Of course, “Condoms save lives,” theoretically, just as “fidelity within heterosexual marriage and sexual abstinence” (Pope Benedict) also may.
The Pope’s message is faulty, infers the Advocate piece, because it isn’t realistic!
Oddly, this is something I’ve had thrown back at me over the years, even by someone I’ve loved, a devout Christian, that to quote Scriptures as an ideal is one thing, but you have to live in the real world.
It is a heartbreaking statement. Therefore, it is no surprise that a seeming agnostic like Giles can so easily dismiss the pontiff’s teachings of abstinence versus condoms.
Obviously, the old gent’s fault is not so much faulty reasoning as it is bad theory, and that religion doesn’t work.
What a message to be preaching from the pulpit of a city’s daily newspaper, that religion isn’t applicable in the real world!
Worse, the editorial laments that only “a few brave Catholics” ever publicly question the Pope’s views.
Is this a hint that the faithful ones are gutless? Isn’t Church policy best left for the Church to decide?

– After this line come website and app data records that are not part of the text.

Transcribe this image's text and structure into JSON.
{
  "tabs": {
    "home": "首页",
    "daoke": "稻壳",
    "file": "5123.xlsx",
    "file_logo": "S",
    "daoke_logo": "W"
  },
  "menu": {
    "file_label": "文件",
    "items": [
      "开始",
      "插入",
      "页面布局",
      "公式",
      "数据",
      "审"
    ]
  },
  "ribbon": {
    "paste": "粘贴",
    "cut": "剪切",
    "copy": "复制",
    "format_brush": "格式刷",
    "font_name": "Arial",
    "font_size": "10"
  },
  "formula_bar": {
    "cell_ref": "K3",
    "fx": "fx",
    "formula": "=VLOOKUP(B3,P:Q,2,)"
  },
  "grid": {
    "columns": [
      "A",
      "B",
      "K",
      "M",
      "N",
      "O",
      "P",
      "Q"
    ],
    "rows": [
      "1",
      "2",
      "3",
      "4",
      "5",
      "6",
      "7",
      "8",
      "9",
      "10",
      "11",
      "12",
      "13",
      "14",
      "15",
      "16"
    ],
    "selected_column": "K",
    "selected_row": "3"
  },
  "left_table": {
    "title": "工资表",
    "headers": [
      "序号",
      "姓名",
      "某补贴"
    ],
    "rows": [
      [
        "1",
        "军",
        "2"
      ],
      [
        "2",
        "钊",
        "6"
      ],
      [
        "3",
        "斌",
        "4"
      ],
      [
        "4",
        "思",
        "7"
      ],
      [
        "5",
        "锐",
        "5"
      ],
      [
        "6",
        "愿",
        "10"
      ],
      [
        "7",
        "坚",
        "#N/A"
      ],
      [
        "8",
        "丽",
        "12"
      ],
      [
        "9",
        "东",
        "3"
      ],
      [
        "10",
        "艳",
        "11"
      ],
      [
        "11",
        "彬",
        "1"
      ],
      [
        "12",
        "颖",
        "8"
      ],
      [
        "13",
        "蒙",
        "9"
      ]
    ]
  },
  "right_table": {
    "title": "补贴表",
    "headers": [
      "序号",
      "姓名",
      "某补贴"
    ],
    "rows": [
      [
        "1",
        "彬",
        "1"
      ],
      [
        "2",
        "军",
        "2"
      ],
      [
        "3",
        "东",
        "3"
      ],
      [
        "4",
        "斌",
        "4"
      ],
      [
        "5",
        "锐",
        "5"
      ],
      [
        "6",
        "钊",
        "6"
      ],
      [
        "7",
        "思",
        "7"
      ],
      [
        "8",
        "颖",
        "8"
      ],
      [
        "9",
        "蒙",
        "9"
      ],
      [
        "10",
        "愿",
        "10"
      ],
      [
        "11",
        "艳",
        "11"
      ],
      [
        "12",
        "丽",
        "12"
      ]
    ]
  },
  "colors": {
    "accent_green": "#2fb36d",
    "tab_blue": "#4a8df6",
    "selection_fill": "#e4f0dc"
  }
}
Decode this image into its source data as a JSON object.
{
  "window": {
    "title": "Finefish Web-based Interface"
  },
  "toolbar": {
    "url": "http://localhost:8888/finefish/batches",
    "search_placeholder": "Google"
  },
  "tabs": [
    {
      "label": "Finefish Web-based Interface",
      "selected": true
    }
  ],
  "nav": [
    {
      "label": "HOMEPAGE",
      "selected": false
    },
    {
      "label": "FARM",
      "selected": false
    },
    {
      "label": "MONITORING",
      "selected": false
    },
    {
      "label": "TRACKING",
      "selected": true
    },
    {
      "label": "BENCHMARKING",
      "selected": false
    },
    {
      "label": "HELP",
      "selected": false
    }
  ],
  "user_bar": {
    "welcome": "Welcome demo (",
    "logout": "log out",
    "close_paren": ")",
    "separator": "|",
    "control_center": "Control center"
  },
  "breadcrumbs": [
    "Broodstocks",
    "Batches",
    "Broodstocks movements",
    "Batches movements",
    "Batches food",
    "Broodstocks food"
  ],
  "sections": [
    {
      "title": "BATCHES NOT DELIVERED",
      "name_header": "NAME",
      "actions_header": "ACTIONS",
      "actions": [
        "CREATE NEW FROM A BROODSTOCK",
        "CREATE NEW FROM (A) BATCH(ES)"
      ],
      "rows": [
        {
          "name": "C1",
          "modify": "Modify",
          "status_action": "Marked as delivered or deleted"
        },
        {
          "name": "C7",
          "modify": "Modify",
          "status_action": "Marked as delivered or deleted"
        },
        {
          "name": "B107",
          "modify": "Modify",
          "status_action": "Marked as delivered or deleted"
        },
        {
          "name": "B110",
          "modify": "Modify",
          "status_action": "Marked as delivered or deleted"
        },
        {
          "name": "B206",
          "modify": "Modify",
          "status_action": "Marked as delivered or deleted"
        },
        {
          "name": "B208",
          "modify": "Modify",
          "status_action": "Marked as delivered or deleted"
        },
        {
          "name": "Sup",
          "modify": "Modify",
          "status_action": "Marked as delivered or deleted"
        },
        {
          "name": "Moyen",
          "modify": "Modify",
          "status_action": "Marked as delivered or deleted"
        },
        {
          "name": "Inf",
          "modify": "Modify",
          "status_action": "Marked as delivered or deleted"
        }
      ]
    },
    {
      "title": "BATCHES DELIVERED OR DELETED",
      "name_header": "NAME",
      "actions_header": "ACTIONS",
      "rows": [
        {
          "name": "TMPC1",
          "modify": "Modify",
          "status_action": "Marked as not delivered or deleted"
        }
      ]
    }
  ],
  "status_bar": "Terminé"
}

Here is a philosophical question for the Advocate: If condom use reduces AIDS by 50 per cent, while their increased availability doubles the rate of licentiousness, where does victory hide in that balance?
With the number of teen pregnancies in our local schools, one has to wonder where in the devil did the message go that condoms prevent disease and pregnancies? Are condoms not readily available locally?
Why do condoms not work here?
Travel a few miles on Red Deer Transit and enjoy a revelation: see young moms with loaded baby strollers everywhere, and notice how few also are blessed with a gold ring on their finger.
I dare guess that the province’s Social Services Department would quickly back up that observation, as the amount of money they dole out to unwed mothers every month is no doubt staggering.
Consequences teach us that common sense can’t be forced on anyone, and wisdom cannot be manufactured, packaged, and inserted into each package of pretty ribbed condoms. This too, an editor should note, is living life in the real world.
Therefore, perhaps there is a worthy message in what the Pope advocates, that health and saved lives may be furthered by sharing a bit of spiritual truth. Why not?
The fact here is that there is room in society for two messages.
One is practical, today’s world type of reality, and the other is the simple truth of righteousness that also works extremely well, if practised.
Let the real-world philosophers, such as Giles, preach to the secular, and let church leaders speak to the believing faithful.
Then let every individual decide for themselves what best suits their own conscience, and let every yardstick be allowed their full 36 inches of balanced truth.
Isn’t that the way it should be?